Parikrama or Pradakshina or Mangal Fera (circumambulation of the sacred fire) - This is an auspicious and important part of the marriage ceremony. The couple has to take seven circles around the sacred fire. This signifies that the marriage will be legalized according to the Hindu Marriage Act as well as the Hindu customs because they have eye-witnesses for the rounds that the bride and groom take. In this the bride’s parents ties a knot from one end of the groom's stole with the bride's dress.
Saptapadi – The couple takes seven steps representing sustenance, strength, wealth, happiness, offspring, long life and harmony and understanding, respectively.
Abhishek - The couple offer water while meditating to the sun and the pole star.
Anna Praashan - In this the couple offer food into the sacred fire and then a small piece to each other expressing their love and affection.
Aashirvadah – This is the last ritual of the marriage, the newly wedded couple bow down and touch the feet of the elders of the family to take their blessings for their new life married life.
In Hinduism marriage is considered the best way of continuing their family and practicing Dharma.
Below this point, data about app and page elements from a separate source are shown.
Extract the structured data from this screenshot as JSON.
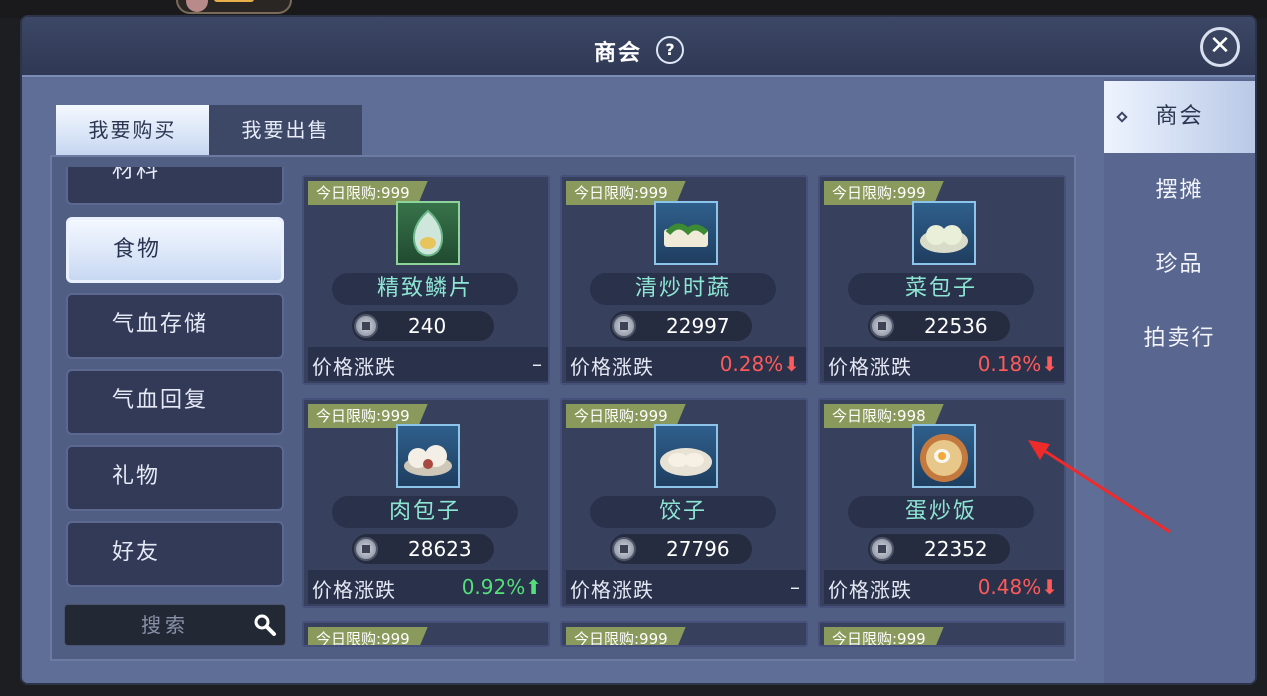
{
  "window": {
    "title": "商会"
  },
  "tabs": {
    "buy": "我要购买",
    "sell": "我要出售"
  },
  "categories": [
    "材料",
    "食物",
    "气血存储",
    "气血回复",
    "礼物",
    "好友"
  ],
  "search": {
    "placeholder": "搜索"
  },
  "items": [
    {
      "limit": "今日限购:999",
      "name": "精致鳞片",
      "price": "240",
      "change_label": "价格涨跌",
      "change": "–"
    },
    {
      "limit": "今日限购:999",
      "name": "清炒时蔬",
      "price": "22997",
      "change_label": "价格涨跌",
      "change": "0.28%⬇"
    },
    {
      "limit": "今日限购:999",
      "name": "菜包子",
      "price": "22536",
      "change_label": "价格涨跌",
      "change": "0.18%⬇"
    },
    {
      "limit": "今日限购:999",
      "name": "肉包子",
      "price": "28623",
      "change_label": "价格涨跌",
      "change": "0.92%⬆"
    },
    {
      "limit": "今日限购:999",
      "name": "饺子",
      "price": "27796",
      "change_label": "价格涨跌",
      "change": "–"
    },
    {
      "limit": "今日限购:998",
      "name": "蛋炒饭",
      "price": "22352",
      "change_label": "价格涨跌",
      "change": "0.48%⬇"
    }
  ],
  "partial_row": [
    "今日限购:999",
    "今日限购:999",
    "今日限购:999"
  ],
  "right_nav": [
    "商会",
    "摆摊",
    "珍品",
    "拍卖行"
  ],
  "colors": {
    "down": "#ff5a5a",
    "up": "#53e07a",
    "name": "#8de6d4"
  }
}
Not only humans but the Gods have also followed this divine ritual of marriage in the same manner and lead it the same way humans have. Therefore, marriage in Hinduism is not just considered a mutual contract between a man and a woman but a social, physical and mental bond that they have to share for their rest of their life.
In our next blog, we will take you through the rites and rituals duting and after death in Hinduism.